_EXERCISE REQUIREMENTS_. The answer must consist of every line below that holds the word "sticker".

App and web page records
- - -
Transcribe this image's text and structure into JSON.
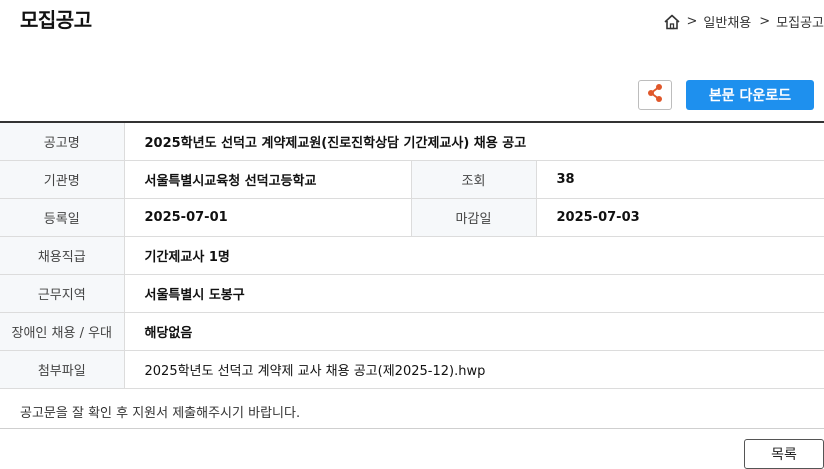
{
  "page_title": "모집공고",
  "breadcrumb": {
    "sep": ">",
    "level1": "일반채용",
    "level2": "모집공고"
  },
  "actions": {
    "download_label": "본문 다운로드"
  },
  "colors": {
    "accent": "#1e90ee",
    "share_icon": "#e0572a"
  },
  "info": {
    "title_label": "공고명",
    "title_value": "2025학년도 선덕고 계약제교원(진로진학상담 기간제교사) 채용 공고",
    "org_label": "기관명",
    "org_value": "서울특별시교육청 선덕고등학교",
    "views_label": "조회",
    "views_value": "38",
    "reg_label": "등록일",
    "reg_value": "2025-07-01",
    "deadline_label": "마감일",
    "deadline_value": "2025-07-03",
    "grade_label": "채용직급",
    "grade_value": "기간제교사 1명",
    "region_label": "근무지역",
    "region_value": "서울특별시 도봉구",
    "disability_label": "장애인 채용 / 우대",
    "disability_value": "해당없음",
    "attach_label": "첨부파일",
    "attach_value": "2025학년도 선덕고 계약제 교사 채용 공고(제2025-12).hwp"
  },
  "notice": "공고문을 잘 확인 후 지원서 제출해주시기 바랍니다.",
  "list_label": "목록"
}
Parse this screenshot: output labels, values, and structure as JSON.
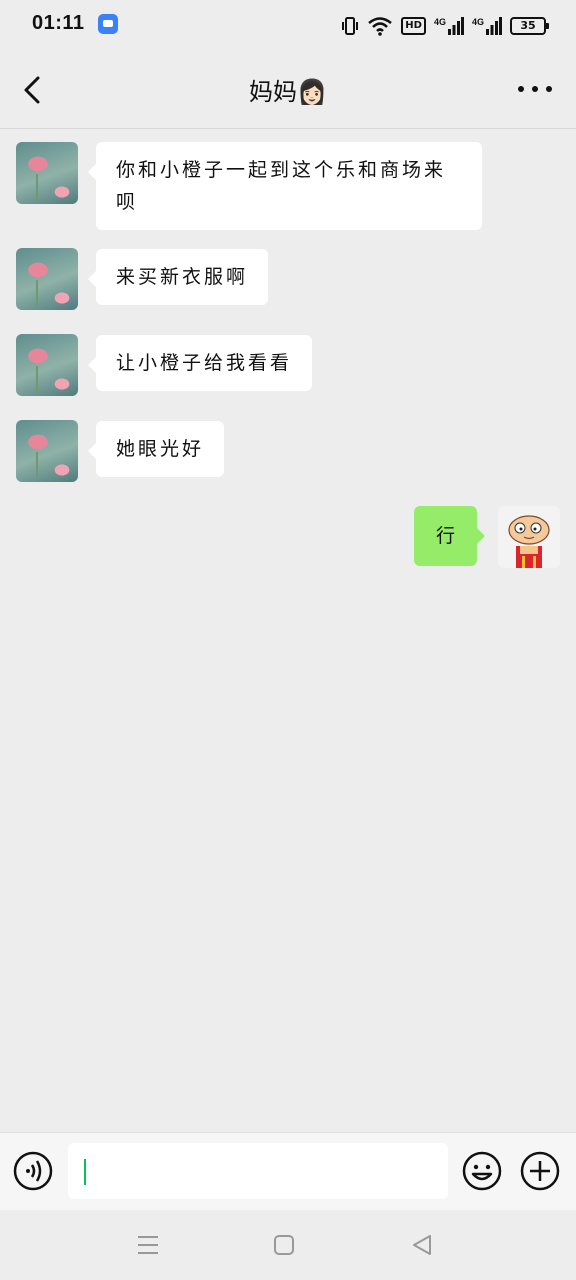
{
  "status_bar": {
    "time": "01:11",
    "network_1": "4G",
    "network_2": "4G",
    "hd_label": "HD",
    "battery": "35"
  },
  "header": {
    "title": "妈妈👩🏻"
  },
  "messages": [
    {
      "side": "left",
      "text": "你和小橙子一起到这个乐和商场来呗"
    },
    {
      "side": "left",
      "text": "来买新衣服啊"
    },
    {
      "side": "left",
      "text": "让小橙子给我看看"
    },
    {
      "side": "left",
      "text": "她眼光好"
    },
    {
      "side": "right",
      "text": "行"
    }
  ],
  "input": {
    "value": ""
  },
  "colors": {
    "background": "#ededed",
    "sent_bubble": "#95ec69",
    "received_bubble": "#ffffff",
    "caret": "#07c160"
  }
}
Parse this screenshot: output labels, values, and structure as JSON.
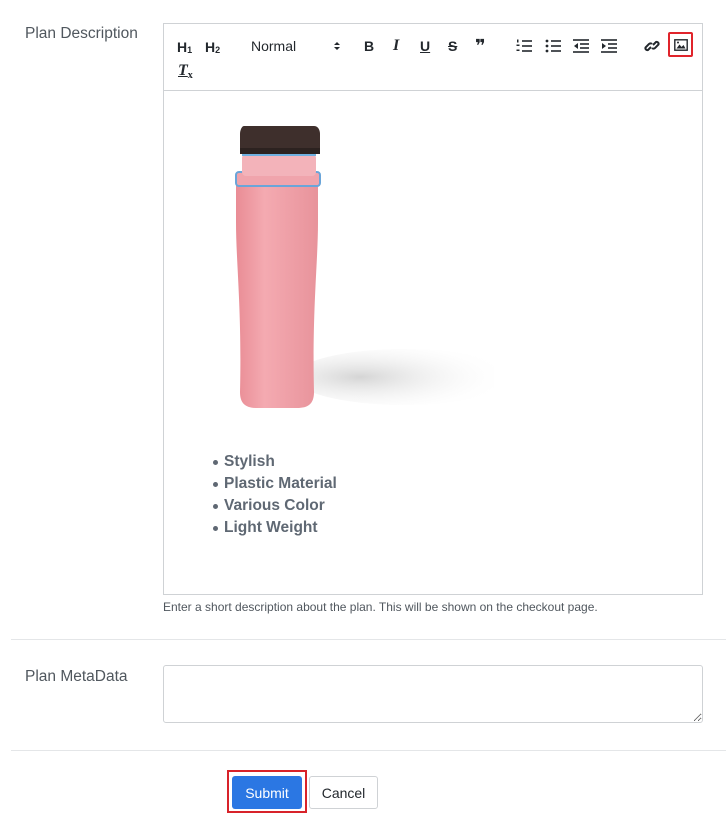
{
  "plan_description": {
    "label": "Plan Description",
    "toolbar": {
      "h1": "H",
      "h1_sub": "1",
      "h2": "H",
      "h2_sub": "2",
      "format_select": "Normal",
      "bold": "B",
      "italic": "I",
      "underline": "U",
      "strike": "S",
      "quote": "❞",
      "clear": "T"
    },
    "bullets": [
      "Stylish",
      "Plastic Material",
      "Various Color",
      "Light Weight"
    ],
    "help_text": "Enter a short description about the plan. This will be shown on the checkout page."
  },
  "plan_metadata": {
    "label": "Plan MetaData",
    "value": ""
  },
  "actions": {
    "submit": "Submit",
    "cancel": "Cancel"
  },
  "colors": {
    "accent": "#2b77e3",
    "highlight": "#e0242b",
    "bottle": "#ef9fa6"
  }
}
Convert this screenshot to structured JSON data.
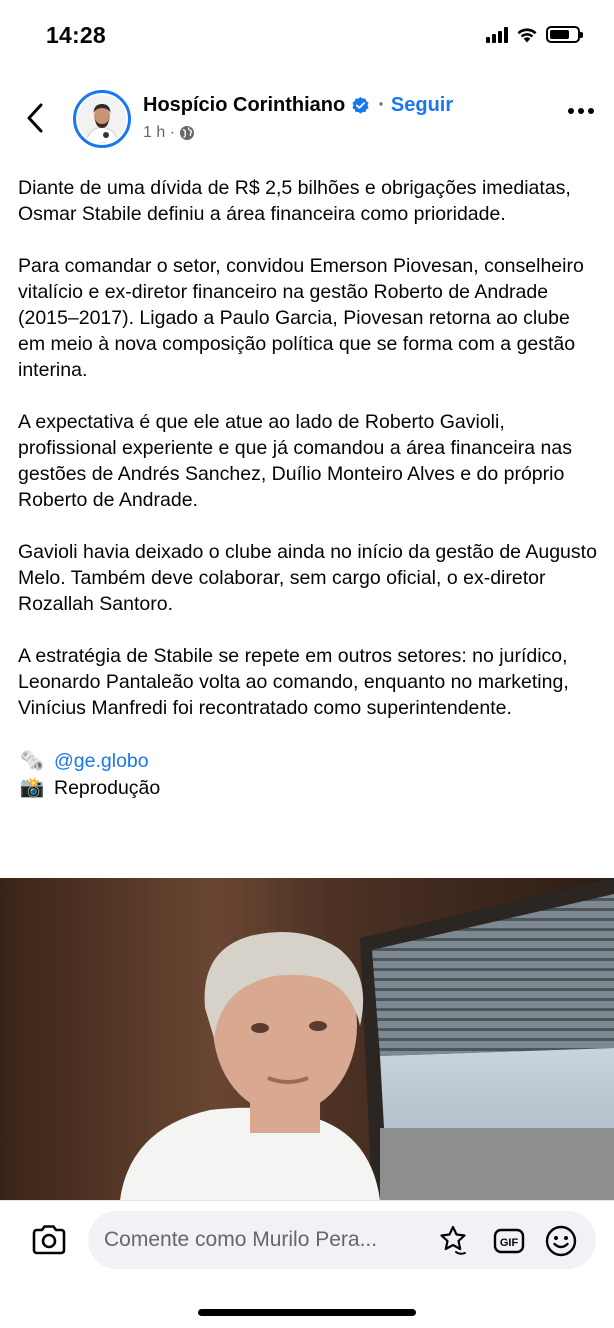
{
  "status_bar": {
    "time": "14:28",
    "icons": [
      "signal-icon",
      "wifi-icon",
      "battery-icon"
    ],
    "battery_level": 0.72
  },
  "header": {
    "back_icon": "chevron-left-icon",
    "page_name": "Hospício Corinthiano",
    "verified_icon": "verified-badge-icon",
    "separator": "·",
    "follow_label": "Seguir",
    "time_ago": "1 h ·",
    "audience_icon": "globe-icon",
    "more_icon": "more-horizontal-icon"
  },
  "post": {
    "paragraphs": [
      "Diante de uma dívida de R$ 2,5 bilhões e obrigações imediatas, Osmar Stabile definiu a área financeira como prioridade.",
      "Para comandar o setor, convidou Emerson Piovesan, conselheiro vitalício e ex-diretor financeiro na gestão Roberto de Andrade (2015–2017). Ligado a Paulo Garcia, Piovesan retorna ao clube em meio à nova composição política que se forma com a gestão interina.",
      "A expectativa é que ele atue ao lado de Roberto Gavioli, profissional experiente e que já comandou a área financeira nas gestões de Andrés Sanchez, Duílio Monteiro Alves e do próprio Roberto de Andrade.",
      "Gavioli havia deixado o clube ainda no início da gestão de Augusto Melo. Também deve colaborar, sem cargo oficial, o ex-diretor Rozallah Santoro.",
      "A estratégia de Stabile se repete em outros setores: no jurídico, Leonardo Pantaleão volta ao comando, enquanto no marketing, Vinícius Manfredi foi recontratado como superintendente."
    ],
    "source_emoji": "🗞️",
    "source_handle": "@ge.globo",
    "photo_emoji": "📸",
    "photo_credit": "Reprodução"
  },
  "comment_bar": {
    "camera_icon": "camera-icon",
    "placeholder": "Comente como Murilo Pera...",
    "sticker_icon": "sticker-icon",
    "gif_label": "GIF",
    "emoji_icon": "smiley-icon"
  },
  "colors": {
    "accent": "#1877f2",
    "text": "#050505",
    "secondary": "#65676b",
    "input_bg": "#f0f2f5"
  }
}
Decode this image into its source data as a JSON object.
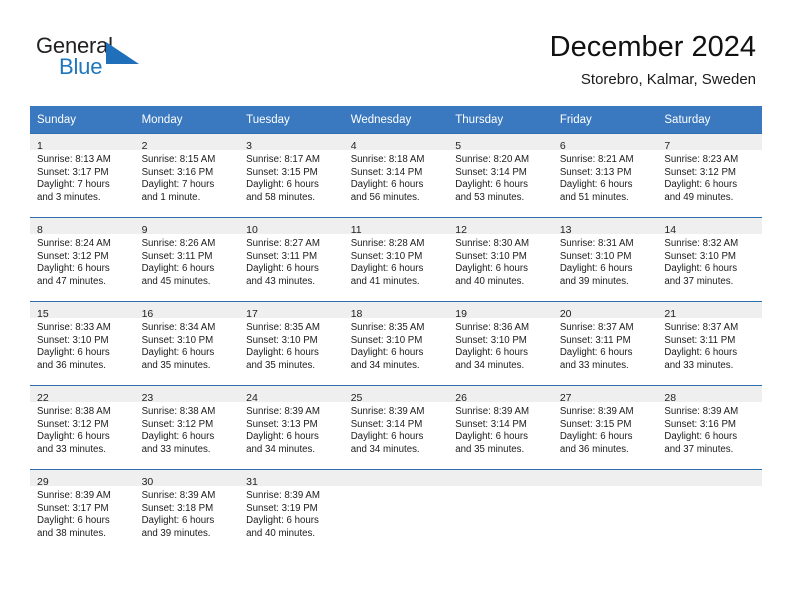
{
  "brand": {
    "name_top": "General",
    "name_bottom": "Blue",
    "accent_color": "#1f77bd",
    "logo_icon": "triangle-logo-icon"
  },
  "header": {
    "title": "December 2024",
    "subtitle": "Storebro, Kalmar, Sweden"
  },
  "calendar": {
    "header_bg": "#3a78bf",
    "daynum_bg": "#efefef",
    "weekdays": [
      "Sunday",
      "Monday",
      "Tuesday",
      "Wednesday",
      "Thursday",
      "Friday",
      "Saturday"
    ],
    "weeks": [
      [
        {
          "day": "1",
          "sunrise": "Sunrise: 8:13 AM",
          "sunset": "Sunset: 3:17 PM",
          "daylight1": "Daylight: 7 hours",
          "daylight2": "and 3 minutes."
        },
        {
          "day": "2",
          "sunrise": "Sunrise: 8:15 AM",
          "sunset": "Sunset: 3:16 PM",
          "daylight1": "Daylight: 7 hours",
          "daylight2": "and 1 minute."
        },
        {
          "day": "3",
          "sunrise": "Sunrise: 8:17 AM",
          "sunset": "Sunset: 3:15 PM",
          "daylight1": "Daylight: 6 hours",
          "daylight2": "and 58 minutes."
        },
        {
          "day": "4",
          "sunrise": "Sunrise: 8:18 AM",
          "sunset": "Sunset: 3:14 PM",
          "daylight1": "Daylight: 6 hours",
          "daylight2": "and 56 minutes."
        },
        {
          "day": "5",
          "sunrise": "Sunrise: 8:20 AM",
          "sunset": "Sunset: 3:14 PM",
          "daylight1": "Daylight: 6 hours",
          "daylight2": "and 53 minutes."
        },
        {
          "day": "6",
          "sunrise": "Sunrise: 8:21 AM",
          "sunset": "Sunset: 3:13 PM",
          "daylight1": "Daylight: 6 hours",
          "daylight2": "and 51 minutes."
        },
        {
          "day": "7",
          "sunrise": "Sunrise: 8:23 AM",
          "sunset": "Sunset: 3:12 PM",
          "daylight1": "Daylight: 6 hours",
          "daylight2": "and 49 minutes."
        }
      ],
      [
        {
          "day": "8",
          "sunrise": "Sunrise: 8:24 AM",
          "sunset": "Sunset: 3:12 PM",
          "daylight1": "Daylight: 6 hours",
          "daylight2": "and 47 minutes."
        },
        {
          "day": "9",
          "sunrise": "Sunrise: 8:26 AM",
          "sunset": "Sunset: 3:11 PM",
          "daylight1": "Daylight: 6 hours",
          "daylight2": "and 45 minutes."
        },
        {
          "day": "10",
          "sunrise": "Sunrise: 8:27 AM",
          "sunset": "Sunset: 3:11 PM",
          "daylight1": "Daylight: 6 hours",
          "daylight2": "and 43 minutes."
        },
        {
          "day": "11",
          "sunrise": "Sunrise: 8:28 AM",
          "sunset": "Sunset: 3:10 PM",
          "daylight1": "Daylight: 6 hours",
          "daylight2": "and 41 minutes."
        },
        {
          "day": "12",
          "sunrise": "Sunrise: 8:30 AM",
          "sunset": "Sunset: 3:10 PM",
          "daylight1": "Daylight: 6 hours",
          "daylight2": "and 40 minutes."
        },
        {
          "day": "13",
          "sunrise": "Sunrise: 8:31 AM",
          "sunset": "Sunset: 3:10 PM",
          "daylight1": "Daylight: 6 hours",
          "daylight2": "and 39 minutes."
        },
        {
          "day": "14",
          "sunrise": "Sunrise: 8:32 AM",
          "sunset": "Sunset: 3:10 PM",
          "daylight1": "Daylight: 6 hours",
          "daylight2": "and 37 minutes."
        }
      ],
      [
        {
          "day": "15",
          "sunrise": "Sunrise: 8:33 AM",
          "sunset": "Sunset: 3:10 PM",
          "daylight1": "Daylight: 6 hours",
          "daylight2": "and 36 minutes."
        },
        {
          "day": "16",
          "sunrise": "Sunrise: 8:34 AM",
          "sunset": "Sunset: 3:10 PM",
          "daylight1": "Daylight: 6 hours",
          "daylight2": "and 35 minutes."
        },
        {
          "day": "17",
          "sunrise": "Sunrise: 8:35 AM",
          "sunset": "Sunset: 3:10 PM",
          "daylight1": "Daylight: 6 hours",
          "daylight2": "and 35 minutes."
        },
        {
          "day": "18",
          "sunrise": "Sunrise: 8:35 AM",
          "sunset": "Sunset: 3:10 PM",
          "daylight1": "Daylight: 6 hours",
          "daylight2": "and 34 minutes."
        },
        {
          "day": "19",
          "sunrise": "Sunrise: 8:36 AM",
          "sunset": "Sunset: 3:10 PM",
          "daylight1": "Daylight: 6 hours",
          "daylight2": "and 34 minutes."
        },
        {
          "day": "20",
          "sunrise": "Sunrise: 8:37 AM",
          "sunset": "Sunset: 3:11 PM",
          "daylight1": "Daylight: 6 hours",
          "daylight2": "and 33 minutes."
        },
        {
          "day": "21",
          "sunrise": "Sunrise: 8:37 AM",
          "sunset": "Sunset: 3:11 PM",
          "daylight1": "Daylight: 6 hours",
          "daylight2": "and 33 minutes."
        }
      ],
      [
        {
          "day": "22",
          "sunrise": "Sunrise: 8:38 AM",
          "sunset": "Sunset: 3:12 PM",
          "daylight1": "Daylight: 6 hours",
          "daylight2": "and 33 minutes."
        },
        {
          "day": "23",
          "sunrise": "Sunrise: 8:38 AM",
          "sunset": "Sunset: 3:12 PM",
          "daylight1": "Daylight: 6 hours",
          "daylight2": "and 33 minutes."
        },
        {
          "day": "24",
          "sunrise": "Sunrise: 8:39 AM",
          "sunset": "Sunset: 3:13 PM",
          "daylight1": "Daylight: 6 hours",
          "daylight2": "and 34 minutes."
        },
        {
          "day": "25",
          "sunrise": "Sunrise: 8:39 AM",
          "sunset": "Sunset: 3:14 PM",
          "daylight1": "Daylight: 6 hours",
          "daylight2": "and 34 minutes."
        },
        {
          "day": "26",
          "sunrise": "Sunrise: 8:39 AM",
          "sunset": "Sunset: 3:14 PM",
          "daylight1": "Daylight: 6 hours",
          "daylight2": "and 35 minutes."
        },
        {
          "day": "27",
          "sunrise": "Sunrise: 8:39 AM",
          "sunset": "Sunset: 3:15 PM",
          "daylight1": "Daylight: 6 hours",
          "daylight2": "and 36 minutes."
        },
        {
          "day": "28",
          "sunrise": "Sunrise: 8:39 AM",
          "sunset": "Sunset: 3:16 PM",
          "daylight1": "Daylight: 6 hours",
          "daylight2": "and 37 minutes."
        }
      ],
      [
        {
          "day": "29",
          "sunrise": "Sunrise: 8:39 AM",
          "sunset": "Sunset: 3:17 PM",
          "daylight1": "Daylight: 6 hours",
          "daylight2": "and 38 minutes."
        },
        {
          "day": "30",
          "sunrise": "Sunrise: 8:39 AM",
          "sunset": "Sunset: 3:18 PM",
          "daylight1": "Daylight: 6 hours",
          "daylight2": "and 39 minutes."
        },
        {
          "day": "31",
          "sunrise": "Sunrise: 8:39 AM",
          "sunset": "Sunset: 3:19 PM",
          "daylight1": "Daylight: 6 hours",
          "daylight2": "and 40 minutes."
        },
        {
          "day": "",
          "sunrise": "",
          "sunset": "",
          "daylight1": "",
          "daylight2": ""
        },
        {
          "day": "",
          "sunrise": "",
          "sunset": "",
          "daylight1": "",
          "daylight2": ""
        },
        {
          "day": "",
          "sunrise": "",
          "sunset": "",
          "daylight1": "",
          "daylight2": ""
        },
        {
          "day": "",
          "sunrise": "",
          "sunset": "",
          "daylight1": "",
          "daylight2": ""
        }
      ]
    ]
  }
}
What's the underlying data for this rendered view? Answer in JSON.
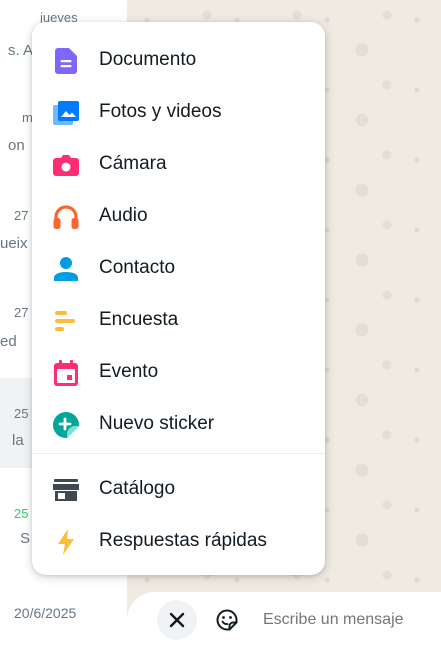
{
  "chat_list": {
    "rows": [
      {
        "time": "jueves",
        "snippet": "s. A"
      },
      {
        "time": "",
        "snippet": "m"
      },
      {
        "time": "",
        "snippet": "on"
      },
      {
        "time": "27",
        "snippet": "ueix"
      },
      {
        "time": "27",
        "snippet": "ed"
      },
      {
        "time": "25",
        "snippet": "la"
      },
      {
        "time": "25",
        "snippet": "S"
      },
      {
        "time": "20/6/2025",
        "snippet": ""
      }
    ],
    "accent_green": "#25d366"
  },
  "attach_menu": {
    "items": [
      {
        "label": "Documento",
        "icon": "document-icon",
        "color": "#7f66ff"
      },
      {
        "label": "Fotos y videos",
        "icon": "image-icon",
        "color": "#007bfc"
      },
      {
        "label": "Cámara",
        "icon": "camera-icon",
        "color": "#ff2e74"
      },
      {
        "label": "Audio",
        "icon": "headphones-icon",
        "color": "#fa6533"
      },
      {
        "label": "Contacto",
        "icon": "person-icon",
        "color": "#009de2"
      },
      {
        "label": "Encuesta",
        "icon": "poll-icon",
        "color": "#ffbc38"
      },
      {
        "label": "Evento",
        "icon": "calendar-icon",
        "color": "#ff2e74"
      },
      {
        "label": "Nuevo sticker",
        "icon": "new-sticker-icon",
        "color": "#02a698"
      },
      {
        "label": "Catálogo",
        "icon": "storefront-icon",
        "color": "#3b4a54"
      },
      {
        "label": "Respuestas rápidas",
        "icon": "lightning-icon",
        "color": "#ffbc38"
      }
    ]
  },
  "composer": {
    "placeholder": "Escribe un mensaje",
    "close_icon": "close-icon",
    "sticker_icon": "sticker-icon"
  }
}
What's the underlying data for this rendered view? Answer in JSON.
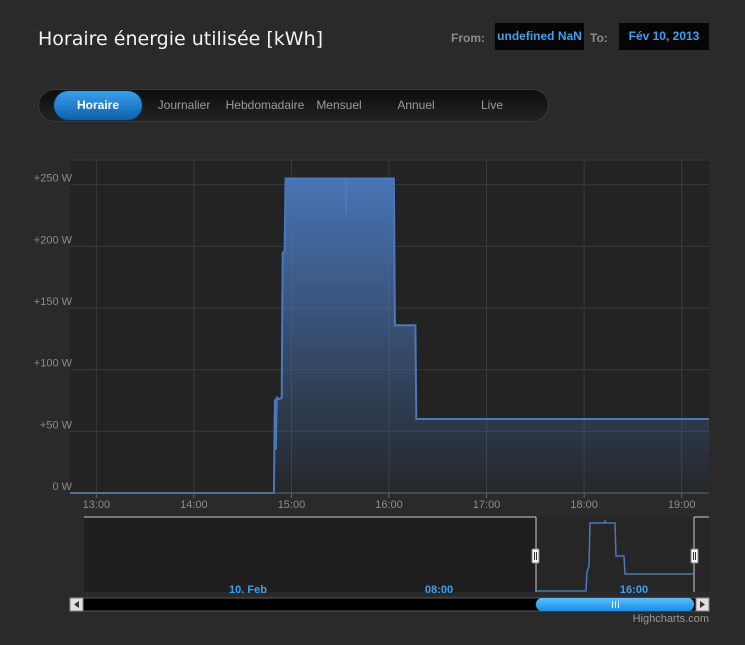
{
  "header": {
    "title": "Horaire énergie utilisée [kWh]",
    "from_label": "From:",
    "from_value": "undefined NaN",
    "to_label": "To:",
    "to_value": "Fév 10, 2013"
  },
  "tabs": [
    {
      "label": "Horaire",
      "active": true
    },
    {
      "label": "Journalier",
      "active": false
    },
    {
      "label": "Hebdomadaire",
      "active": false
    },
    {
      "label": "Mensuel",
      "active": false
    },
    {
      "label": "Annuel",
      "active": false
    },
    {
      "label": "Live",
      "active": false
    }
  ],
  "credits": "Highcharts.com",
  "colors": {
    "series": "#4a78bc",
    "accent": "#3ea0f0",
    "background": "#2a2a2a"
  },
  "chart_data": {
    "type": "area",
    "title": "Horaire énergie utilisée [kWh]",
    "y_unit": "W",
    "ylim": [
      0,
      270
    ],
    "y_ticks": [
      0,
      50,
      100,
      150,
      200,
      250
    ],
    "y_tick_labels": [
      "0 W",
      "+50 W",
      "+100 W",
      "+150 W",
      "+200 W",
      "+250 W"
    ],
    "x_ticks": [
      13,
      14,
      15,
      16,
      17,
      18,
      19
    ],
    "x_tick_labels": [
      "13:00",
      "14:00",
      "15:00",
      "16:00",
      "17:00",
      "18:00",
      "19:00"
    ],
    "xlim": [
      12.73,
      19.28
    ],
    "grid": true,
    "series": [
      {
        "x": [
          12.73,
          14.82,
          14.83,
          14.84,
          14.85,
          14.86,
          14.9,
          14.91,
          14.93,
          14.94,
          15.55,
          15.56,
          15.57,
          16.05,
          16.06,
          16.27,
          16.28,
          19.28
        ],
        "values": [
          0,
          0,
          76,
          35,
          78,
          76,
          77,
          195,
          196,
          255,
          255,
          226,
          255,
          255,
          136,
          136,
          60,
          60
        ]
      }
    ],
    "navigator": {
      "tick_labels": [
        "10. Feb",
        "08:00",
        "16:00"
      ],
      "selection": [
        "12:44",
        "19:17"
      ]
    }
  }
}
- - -
_WRITTEN REPLY_.
    "sticker_icon": "sticker-icon",
        "label": "Nuevo sticker",
        "icon": "new-sticker-icon",
    "sticker_icon": "sticker-icon"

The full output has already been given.